*Description of the task*: Scan the records for the string "JSON" and copy every line that holds it.

━━━━━ Provided records

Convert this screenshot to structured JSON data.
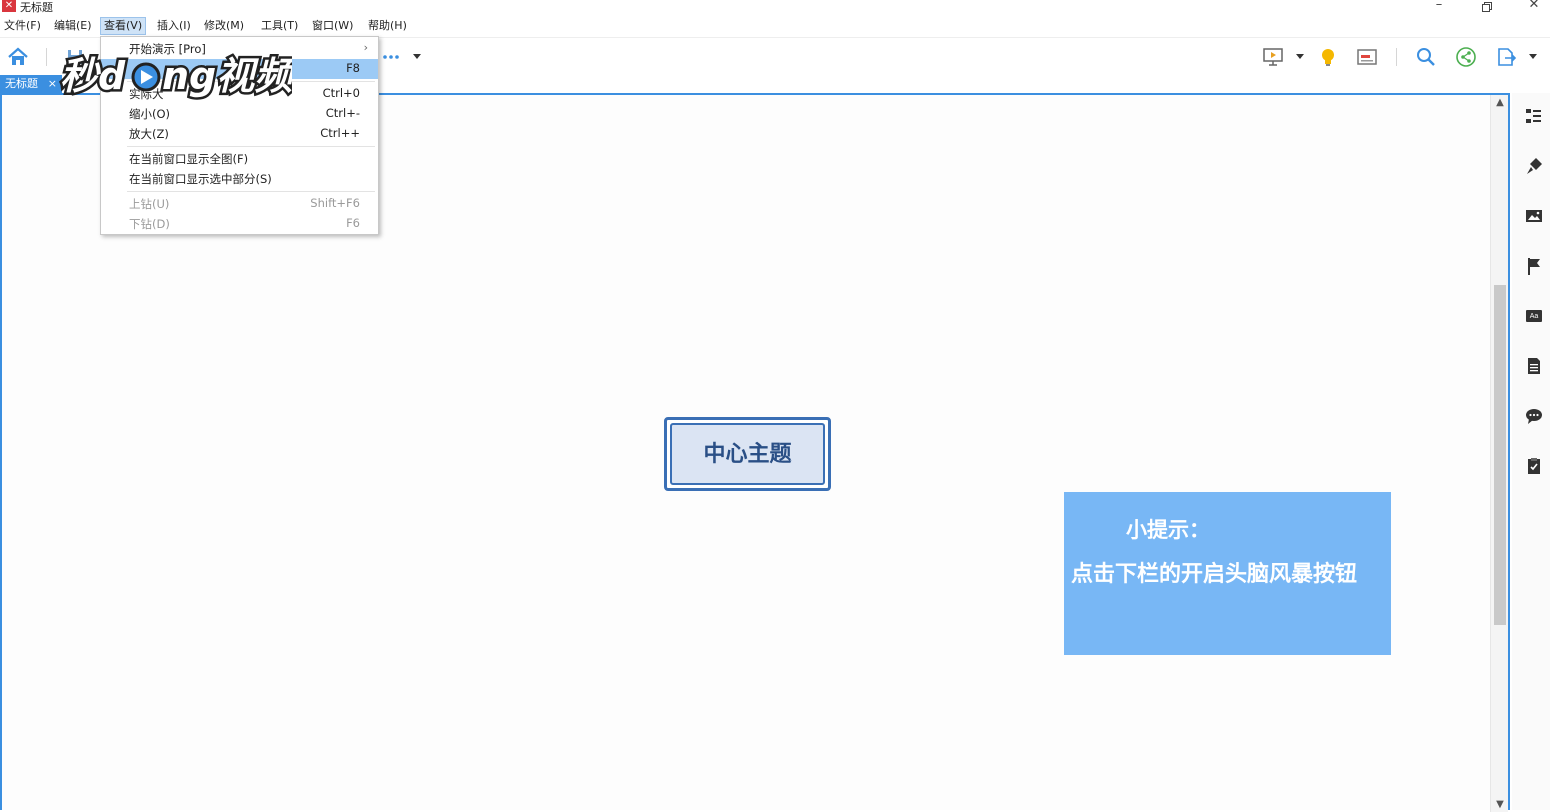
{
  "window": {
    "title": "无标题",
    "controls": [
      "minimize",
      "restore",
      "close"
    ]
  },
  "menubar": {
    "items": [
      {
        "label": "文件(F)"
      },
      {
        "label": "编辑(E)"
      },
      {
        "label": "查看(V)"
      },
      {
        "label": "插入(I)"
      },
      {
        "label": "修改(M)"
      },
      {
        "label": "工具(T)"
      },
      {
        "label": "窗口(W)"
      },
      {
        "label": "帮助(H)"
      }
    ]
  },
  "view_menu": {
    "items": [
      {
        "label": "开始演示 [Pro]",
        "shortcut": ""
      },
      {
        "label": "",
        "shortcut": "F8"
      },
      {
        "label": "实际大",
        "shortcut": "Ctrl+0"
      },
      {
        "label": "缩小(O)",
        "shortcut": "Ctrl+-"
      },
      {
        "label": "放大(Z)",
        "shortcut": "Ctrl++"
      },
      {
        "label": "在当前窗口显示全图(F)",
        "shortcut": ""
      },
      {
        "label": "在当前窗口显示选中部分(S)",
        "shortcut": ""
      },
      {
        "label": "上钻(U)",
        "shortcut": "Shift+F6"
      },
      {
        "label": "下钻(D)",
        "shortcut": "F6"
      }
    ],
    "submenu_arrow": "›"
  },
  "tab": {
    "label": "无标题",
    "close": "×"
  },
  "canvas": {
    "central_topic": "中心主题",
    "tip_title": "小提示：",
    "tip_text": "点击下栏的开启头脑风暴按钮"
  },
  "watermark": {
    "text": "秒dong视频"
  },
  "colors": {
    "accent": "#3b8fe0",
    "tip_bg": "#78b7f5",
    "topic_border": "#3a6fb5",
    "menu_highlight": "#9ccaf5"
  },
  "icons": {
    "toolbar": [
      "home-icon",
      "save-icon",
      "more-icon",
      "presentation-icon",
      "lightbulb-icon",
      "layout-icon",
      "search-icon",
      "share-icon",
      "export-icon"
    ],
    "right_panel": [
      "outline-icon",
      "format-brush-icon",
      "image-icon",
      "flag-icon",
      "text-style-icon",
      "notes-icon",
      "comment-icon",
      "task-icon"
    ]
  }
}
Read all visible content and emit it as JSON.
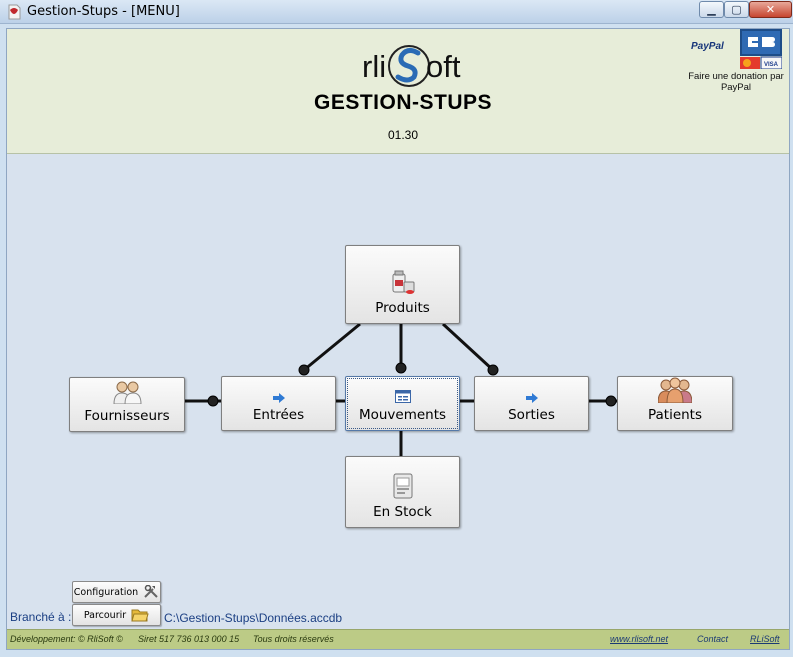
{
  "window": {
    "title": "Gestion-Stups - [MENU]",
    "minimize_icon": "minimize-icon",
    "maximize_icon": "maximize-icon",
    "close_icon": "close-icon"
  },
  "header": {
    "logo_text_left": "rli",
    "logo_text_right": "oft",
    "app_title": "GESTION-STUPS",
    "version": "01.30",
    "paypal_label": "PayPal",
    "donate_text": "Faire une donation par PayPal"
  },
  "nodes": {
    "produits": "Produits",
    "fournisseurs": "Fournisseurs",
    "entrees": "Entrées",
    "mouvements": "Mouvements",
    "sorties": "Sorties",
    "patients": "Patients",
    "en_stock": "En Stock"
  },
  "bottom": {
    "config_label": "Configuration",
    "browse_label": "Parcourir",
    "branche_label": "Branché à :",
    "db_path": "C:\\Gestion-Stups\\Données.accdb"
  },
  "footer": {
    "dev": "Développement: © RliSoft ©",
    "siret": "Siret 517 736 013 000 15",
    "rights": "Tous droits réservés",
    "site": "www.rlisoft.net",
    "contact": "Contact",
    "brand": "RLiSoft"
  },
  "colors": {
    "header_bg": "#e7edd9",
    "client_bg": "#d8e2ee",
    "footer_bg": "#bccb86",
    "link_blue": "#1b3f83"
  }
}
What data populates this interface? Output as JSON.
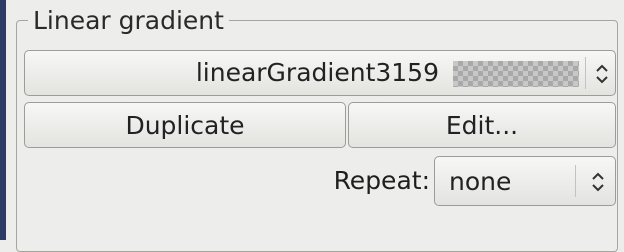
{
  "section": {
    "title": "Linear gradient"
  },
  "gradient_select": {
    "value": "linearGradient3159",
    "icon": "updown-arrows-icon"
  },
  "buttons": {
    "duplicate": "Duplicate",
    "edit": "Edit..."
  },
  "repeat": {
    "label": "Repeat:",
    "value": "none",
    "icon": "updown-arrows-icon"
  }
}
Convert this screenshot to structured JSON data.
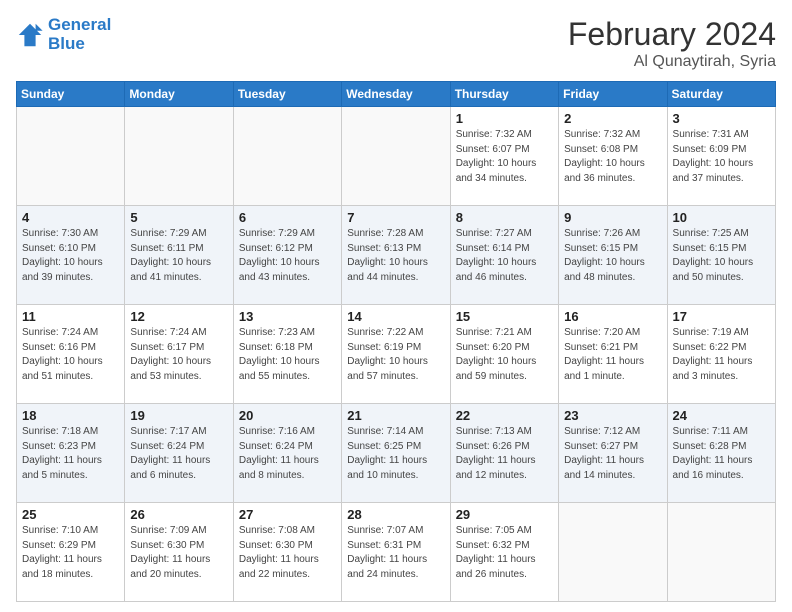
{
  "header": {
    "logo_line1": "General",
    "logo_line2": "Blue",
    "month_title": "February 2024",
    "subtitle": "Al Qunaytirah, Syria"
  },
  "weekdays": [
    "Sunday",
    "Monday",
    "Tuesday",
    "Wednesday",
    "Thursday",
    "Friday",
    "Saturday"
  ],
  "weeks": [
    [
      {
        "day": "",
        "info": ""
      },
      {
        "day": "",
        "info": ""
      },
      {
        "day": "",
        "info": ""
      },
      {
        "day": "",
        "info": ""
      },
      {
        "day": "1",
        "info": "Sunrise: 7:32 AM\nSunset: 6:07 PM\nDaylight: 10 hours\nand 34 minutes."
      },
      {
        "day": "2",
        "info": "Sunrise: 7:32 AM\nSunset: 6:08 PM\nDaylight: 10 hours\nand 36 minutes."
      },
      {
        "day": "3",
        "info": "Sunrise: 7:31 AM\nSunset: 6:09 PM\nDaylight: 10 hours\nand 37 minutes."
      }
    ],
    [
      {
        "day": "4",
        "info": "Sunrise: 7:30 AM\nSunset: 6:10 PM\nDaylight: 10 hours\nand 39 minutes."
      },
      {
        "day": "5",
        "info": "Sunrise: 7:29 AM\nSunset: 6:11 PM\nDaylight: 10 hours\nand 41 minutes."
      },
      {
        "day": "6",
        "info": "Sunrise: 7:29 AM\nSunset: 6:12 PM\nDaylight: 10 hours\nand 43 minutes."
      },
      {
        "day": "7",
        "info": "Sunrise: 7:28 AM\nSunset: 6:13 PM\nDaylight: 10 hours\nand 44 minutes."
      },
      {
        "day": "8",
        "info": "Sunrise: 7:27 AM\nSunset: 6:14 PM\nDaylight: 10 hours\nand 46 minutes."
      },
      {
        "day": "9",
        "info": "Sunrise: 7:26 AM\nSunset: 6:15 PM\nDaylight: 10 hours\nand 48 minutes."
      },
      {
        "day": "10",
        "info": "Sunrise: 7:25 AM\nSunset: 6:15 PM\nDaylight: 10 hours\nand 50 minutes."
      }
    ],
    [
      {
        "day": "11",
        "info": "Sunrise: 7:24 AM\nSunset: 6:16 PM\nDaylight: 10 hours\nand 51 minutes."
      },
      {
        "day": "12",
        "info": "Sunrise: 7:24 AM\nSunset: 6:17 PM\nDaylight: 10 hours\nand 53 minutes."
      },
      {
        "day": "13",
        "info": "Sunrise: 7:23 AM\nSunset: 6:18 PM\nDaylight: 10 hours\nand 55 minutes."
      },
      {
        "day": "14",
        "info": "Sunrise: 7:22 AM\nSunset: 6:19 PM\nDaylight: 10 hours\nand 57 minutes."
      },
      {
        "day": "15",
        "info": "Sunrise: 7:21 AM\nSunset: 6:20 PM\nDaylight: 10 hours\nand 59 minutes."
      },
      {
        "day": "16",
        "info": "Sunrise: 7:20 AM\nSunset: 6:21 PM\nDaylight: 11 hours\nand 1 minute."
      },
      {
        "day": "17",
        "info": "Sunrise: 7:19 AM\nSunset: 6:22 PM\nDaylight: 11 hours\nand 3 minutes."
      }
    ],
    [
      {
        "day": "18",
        "info": "Sunrise: 7:18 AM\nSunset: 6:23 PM\nDaylight: 11 hours\nand 5 minutes."
      },
      {
        "day": "19",
        "info": "Sunrise: 7:17 AM\nSunset: 6:24 PM\nDaylight: 11 hours\nand 6 minutes."
      },
      {
        "day": "20",
        "info": "Sunrise: 7:16 AM\nSunset: 6:24 PM\nDaylight: 11 hours\nand 8 minutes."
      },
      {
        "day": "21",
        "info": "Sunrise: 7:14 AM\nSunset: 6:25 PM\nDaylight: 11 hours\nand 10 minutes."
      },
      {
        "day": "22",
        "info": "Sunrise: 7:13 AM\nSunset: 6:26 PM\nDaylight: 11 hours\nand 12 minutes."
      },
      {
        "day": "23",
        "info": "Sunrise: 7:12 AM\nSunset: 6:27 PM\nDaylight: 11 hours\nand 14 minutes."
      },
      {
        "day": "24",
        "info": "Sunrise: 7:11 AM\nSunset: 6:28 PM\nDaylight: 11 hours\nand 16 minutes."
      }
    ],
    [
      {
        "day": "25",
        "info": "Sunrise: 7:10 AM\nSunset: 6:29 PM\nDaylight: 11 hours\nand 18 minutes."
      },
      {
        "day": "26",
        "info": "Sunrise: 7:09 AM\nSunset: 6:30 PM\nDaylight: 11 hours\nand 20 minutes."
      },
      {
        "day": "27",
        "info": "Sunrise: 7:08 AM\nSunset: 6:30 PM\nDaylight: 11 hours\nand 22 minutes."
      },
      {
        "day": "28",
        "info": "Sunrise: 7:07 AM\nSunset: 6:31 PM\nDaylight: 11 hours\nand 24 minutes."
      },
      {
        "day": "29",
        "info": "Sunrise: 7:05 AM\nSunset: 6:32 PM\nDaylight: 11 hours\nand 26 minutes."
      },
      {
        "day": "",
        "info": ""
      },
      {
        "day": "",
        "info": ""
      }
    ]
  ]
}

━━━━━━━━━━

*Solution*:
Convert this screenshot to structured JSON data.
Read all visible content and emit it as JSON.
What data populates this interface? Output as JSON.
Convert this screenshot to structured JSON data.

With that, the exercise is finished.